[Start of section]
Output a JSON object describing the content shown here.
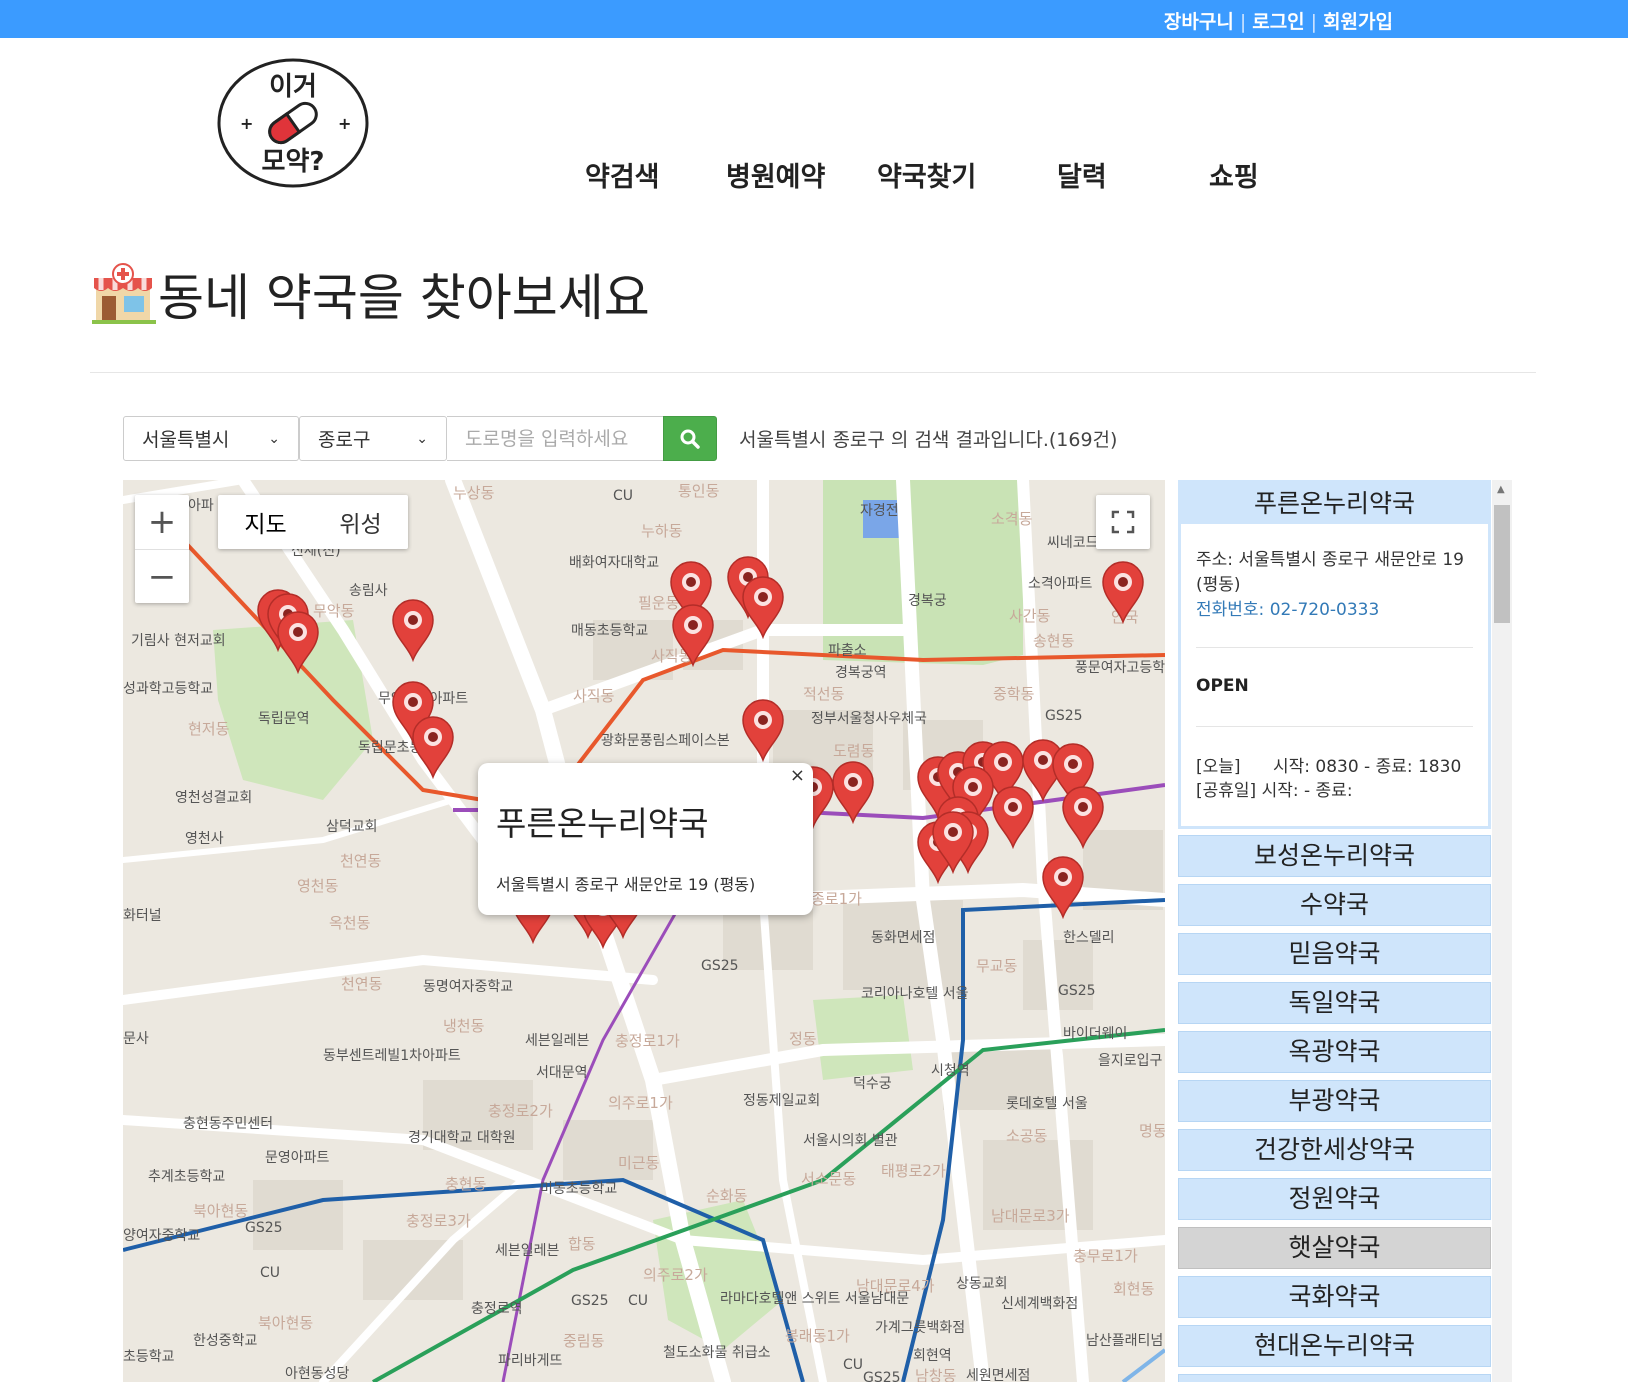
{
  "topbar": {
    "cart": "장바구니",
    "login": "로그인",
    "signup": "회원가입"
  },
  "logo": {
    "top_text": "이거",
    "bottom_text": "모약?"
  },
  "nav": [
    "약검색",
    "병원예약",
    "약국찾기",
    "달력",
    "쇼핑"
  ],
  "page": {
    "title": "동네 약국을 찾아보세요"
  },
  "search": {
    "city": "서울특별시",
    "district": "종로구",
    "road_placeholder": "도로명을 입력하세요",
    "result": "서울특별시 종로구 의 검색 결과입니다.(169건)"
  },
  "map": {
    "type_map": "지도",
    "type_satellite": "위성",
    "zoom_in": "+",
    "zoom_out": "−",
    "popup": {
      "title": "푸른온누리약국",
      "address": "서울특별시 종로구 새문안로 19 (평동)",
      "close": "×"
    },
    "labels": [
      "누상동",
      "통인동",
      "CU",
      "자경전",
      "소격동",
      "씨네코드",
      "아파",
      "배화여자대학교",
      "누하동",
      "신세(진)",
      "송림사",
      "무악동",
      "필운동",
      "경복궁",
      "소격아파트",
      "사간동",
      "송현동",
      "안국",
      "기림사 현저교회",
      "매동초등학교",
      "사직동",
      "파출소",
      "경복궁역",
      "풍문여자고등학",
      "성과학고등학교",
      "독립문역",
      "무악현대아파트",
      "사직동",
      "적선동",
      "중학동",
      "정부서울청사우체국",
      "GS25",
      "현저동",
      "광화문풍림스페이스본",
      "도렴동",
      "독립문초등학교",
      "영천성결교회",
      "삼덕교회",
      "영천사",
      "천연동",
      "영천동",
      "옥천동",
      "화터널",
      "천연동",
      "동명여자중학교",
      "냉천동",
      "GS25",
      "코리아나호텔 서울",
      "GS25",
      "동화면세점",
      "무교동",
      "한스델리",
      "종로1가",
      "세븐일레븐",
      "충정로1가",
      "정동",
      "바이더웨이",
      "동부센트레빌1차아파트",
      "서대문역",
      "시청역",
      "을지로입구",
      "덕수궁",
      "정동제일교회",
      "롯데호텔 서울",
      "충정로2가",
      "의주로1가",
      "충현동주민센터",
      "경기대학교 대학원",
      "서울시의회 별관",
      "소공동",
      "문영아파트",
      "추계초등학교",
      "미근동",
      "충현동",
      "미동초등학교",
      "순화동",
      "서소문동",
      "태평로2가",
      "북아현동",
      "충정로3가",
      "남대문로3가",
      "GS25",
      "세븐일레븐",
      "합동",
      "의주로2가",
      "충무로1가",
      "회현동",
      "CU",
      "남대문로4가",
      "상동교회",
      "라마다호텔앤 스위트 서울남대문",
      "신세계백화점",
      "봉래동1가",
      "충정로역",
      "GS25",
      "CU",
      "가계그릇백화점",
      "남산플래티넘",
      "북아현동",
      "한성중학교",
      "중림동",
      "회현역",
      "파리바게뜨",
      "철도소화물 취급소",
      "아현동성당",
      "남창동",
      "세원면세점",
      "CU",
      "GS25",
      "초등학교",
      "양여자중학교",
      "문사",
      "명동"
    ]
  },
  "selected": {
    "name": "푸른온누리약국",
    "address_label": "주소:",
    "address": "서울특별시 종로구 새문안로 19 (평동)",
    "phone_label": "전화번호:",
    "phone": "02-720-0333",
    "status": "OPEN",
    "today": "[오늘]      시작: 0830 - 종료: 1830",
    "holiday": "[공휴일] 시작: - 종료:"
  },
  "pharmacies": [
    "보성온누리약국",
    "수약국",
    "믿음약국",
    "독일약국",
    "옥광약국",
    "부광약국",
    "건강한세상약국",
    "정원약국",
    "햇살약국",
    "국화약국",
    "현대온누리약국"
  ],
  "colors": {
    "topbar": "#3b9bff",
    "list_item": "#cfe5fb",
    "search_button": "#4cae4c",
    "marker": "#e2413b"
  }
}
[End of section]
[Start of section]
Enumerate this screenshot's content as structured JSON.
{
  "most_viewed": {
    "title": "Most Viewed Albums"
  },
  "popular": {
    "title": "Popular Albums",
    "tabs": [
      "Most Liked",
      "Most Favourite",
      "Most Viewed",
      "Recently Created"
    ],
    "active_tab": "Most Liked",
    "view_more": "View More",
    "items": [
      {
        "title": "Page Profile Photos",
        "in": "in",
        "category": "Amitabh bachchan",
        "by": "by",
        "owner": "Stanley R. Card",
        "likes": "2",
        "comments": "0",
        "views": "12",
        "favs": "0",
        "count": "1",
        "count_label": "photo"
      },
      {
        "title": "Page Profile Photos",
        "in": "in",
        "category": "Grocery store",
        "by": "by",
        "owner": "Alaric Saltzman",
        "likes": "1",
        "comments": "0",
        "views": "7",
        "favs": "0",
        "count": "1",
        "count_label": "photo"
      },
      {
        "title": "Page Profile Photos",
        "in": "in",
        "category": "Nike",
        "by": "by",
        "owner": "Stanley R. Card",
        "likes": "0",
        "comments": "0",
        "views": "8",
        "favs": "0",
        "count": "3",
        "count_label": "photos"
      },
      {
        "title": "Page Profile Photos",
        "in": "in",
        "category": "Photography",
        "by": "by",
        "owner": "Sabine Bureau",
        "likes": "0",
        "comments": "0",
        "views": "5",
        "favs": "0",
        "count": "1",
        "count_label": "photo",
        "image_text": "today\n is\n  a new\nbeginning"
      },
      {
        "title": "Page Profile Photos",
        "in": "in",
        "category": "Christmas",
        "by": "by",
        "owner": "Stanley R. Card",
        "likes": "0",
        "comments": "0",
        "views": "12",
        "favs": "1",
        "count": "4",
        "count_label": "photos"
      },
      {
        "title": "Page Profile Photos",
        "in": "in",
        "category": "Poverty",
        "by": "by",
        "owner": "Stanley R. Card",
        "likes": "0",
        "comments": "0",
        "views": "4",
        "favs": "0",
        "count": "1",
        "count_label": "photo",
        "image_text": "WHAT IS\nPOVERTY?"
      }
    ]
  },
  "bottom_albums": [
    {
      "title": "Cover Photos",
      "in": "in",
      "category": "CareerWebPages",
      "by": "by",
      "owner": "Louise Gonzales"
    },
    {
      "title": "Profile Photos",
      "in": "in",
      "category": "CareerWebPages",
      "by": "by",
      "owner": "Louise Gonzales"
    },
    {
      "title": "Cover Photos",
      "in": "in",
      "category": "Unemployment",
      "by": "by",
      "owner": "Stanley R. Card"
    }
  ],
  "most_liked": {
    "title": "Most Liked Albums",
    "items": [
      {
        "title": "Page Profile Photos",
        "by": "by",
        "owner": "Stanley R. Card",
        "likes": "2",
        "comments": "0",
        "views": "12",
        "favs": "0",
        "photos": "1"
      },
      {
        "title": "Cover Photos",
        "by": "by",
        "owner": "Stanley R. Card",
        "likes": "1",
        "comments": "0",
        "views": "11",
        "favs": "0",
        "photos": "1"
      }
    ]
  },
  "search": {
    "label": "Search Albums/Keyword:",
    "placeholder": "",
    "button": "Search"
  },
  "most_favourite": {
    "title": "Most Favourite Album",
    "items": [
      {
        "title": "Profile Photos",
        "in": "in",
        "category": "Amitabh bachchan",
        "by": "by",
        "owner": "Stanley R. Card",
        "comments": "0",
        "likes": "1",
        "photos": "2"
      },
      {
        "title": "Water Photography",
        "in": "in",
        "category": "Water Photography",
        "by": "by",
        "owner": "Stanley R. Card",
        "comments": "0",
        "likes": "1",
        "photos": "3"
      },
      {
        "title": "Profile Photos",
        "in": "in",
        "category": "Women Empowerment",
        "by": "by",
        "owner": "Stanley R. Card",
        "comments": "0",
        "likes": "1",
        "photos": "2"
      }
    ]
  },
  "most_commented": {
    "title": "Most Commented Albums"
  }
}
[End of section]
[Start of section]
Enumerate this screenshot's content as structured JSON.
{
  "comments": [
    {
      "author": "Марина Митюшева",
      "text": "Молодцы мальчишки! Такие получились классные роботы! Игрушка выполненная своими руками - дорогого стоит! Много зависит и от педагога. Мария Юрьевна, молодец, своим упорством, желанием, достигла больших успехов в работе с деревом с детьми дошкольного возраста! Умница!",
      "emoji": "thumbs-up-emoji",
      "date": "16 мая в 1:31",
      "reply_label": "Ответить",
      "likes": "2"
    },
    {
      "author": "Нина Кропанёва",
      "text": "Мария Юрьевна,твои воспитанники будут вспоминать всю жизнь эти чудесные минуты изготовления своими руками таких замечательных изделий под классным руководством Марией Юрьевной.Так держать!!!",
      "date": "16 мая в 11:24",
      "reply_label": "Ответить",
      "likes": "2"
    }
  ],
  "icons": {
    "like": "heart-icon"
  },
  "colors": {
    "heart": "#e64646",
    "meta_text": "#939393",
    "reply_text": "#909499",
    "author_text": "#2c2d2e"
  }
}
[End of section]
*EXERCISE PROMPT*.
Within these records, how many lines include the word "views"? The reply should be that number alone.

*YOUR SOLUTION*.
8